▶ _Work to be completed_:
Pull each line containing "kind" out of the data and copy it.

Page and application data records
=-=-=-=-=

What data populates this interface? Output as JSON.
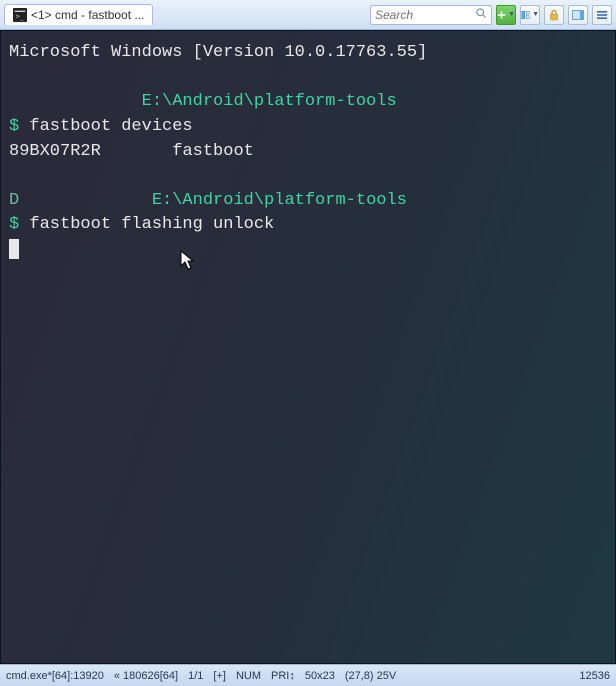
{
  "tab": {
    "title": "<1> cmd - fastboot ..."
  },
  "toolbar": {
    "search_placeholder": "Search"
  },
  "terminal": {
    "header": "Microsoft Windows [Version 10.0.17763.55]",
    "path": "E:\\Android\\platform-tools",
    "prompt_symbol": "$",
    "cmd1": "fastboot devices",
    "out1_device": "89BX07R2R",
    "out1_state": "fastboot",
    "prompt2_prefix": "D          ",
    "cmd2": "fastboot flashing unlock"
  },
  "statusbar": {
    "proc": "cmd.exe*[64]:13920",
    "build": "« 180626[64]",
    "pages": "1/1",
    "ins": "[+]",
    "num": "NUM",
    "pri": "PRI↕",
    "size": "50x23",
    "pos": "(27,8) 25V",
    "pid": "12536"
  }
}
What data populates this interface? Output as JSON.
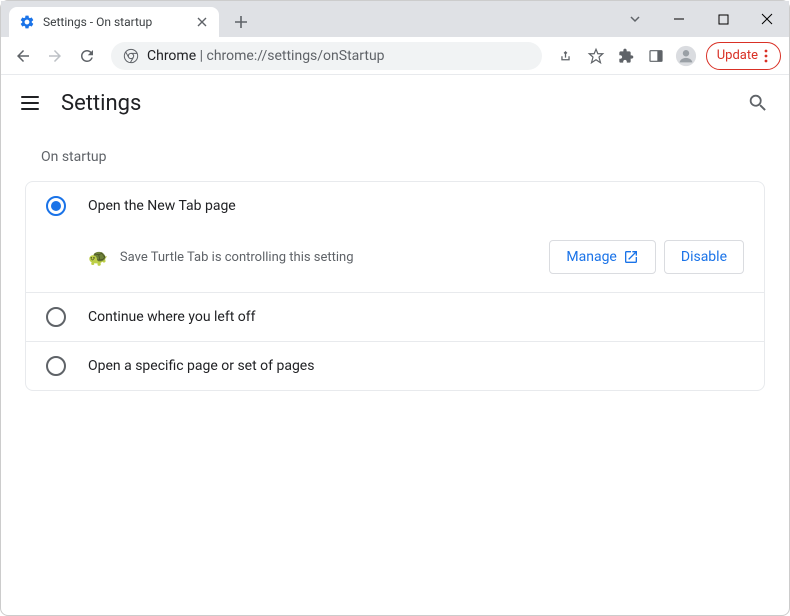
{
  "window": {
    "tab_title": "Settings - On startup"
  },
  "toolbar": {
    "url_host": "Chrome",
    "url_path": "chrome://settings/onStartup",
    "update_label": "Update"
  },
  "header": {
    "title": "Settings"
  },
  "section": {
    "title": "On startup",
    "options": [
      {
        "label": "Open the New Tab page",
        "selected": true
      },
      {
        "label": "Continue where you left off",
        "selected": false
      },
      {
        "label": "Open a specific page or set of pages",
        "selected": false
      }
    ],
    "extension_notice": {
      "icon": "🐢",
      "text": "Save Turtle Tab is controlling this setting",
      "manage_label": "Manage",
      "disable_label": "Disable"
    }
  }
}
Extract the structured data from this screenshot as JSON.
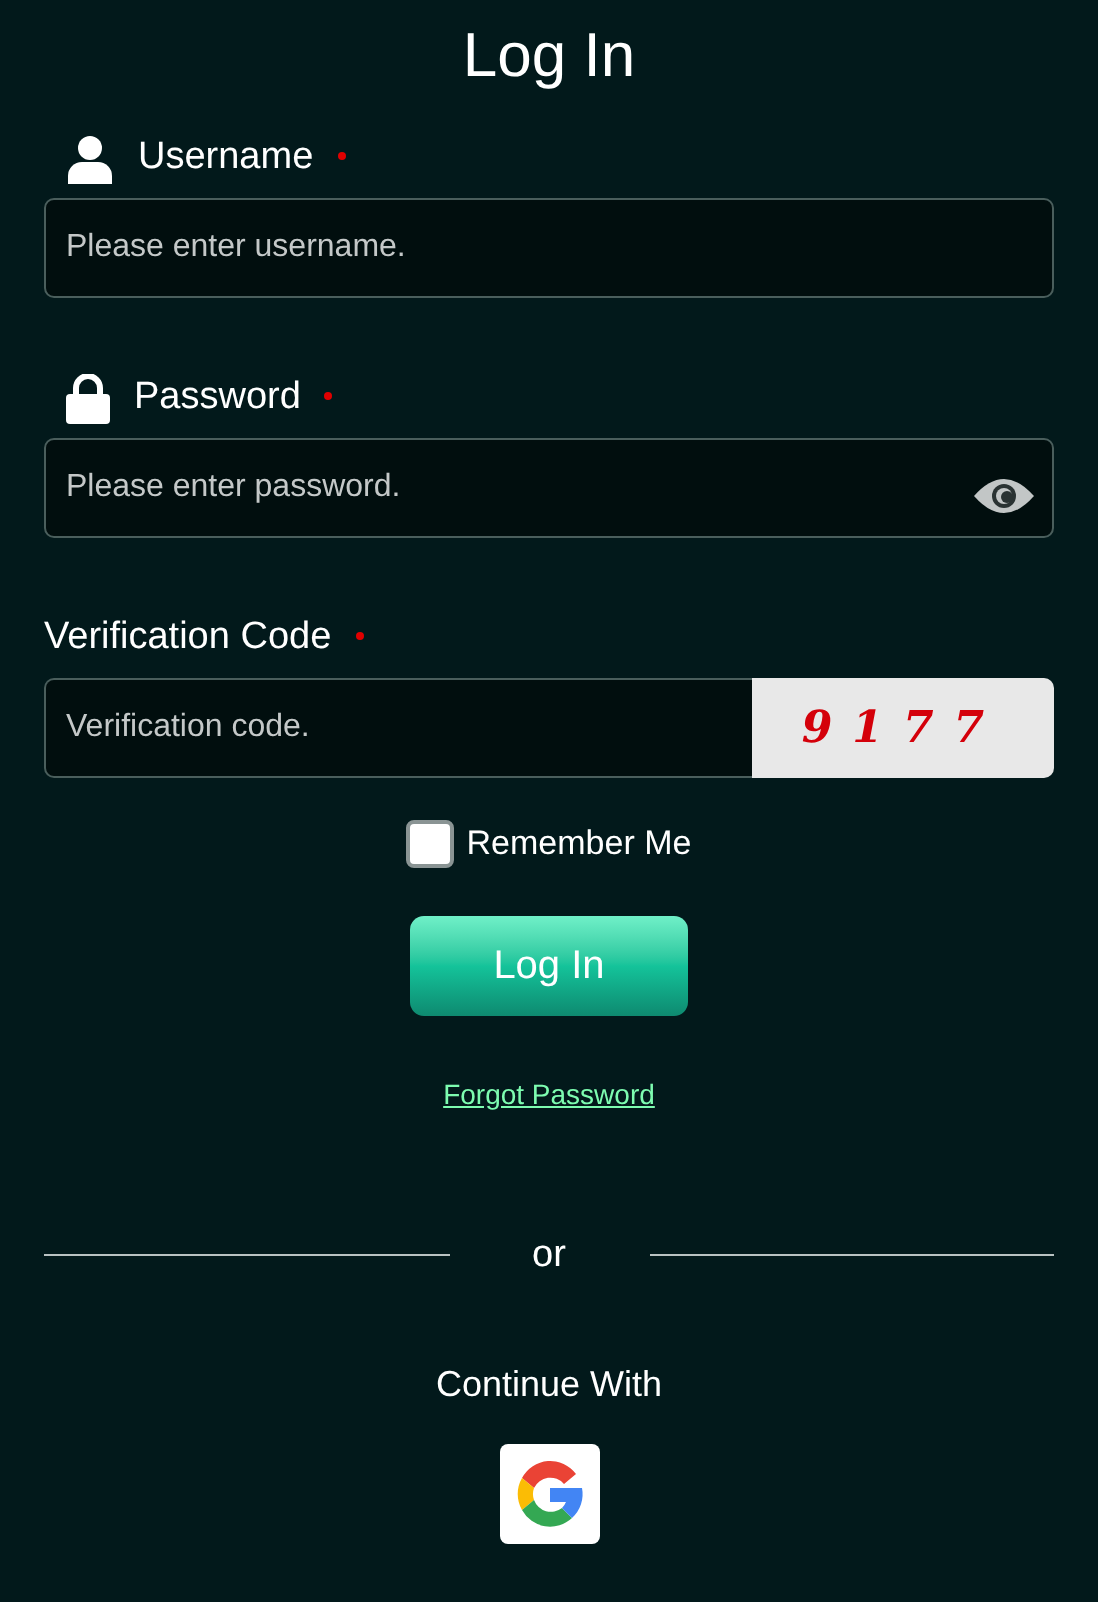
{
  "title": "Log In",
  "fields": [
    {
      "kind": "username",
      "label": "Username",
      "required": true,
      "placeholder": "Please enter username."
    },
    {
      "kind": "password",
      "label": "Password",
      "required": true,
      "placeholder": "Please enter password."
    },
    {
      "kind": "captcha",
      "label": "Verification Code",
      "required": true,
      "placeholder": "Verification code.",
      "captcha": "9177"
    }
  ],
  "remember": {
    "label": "Remember Me",
    "checked": false
  },
  "login_button": "Log In",
  "forgot_link": "Forgot Password",
  "divider": "or",
  "continue_with": "Continue With"
}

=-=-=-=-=

▶ _Worked solution_:
      "kind": "username",
      "kind": "password",
      "kind": "captcha",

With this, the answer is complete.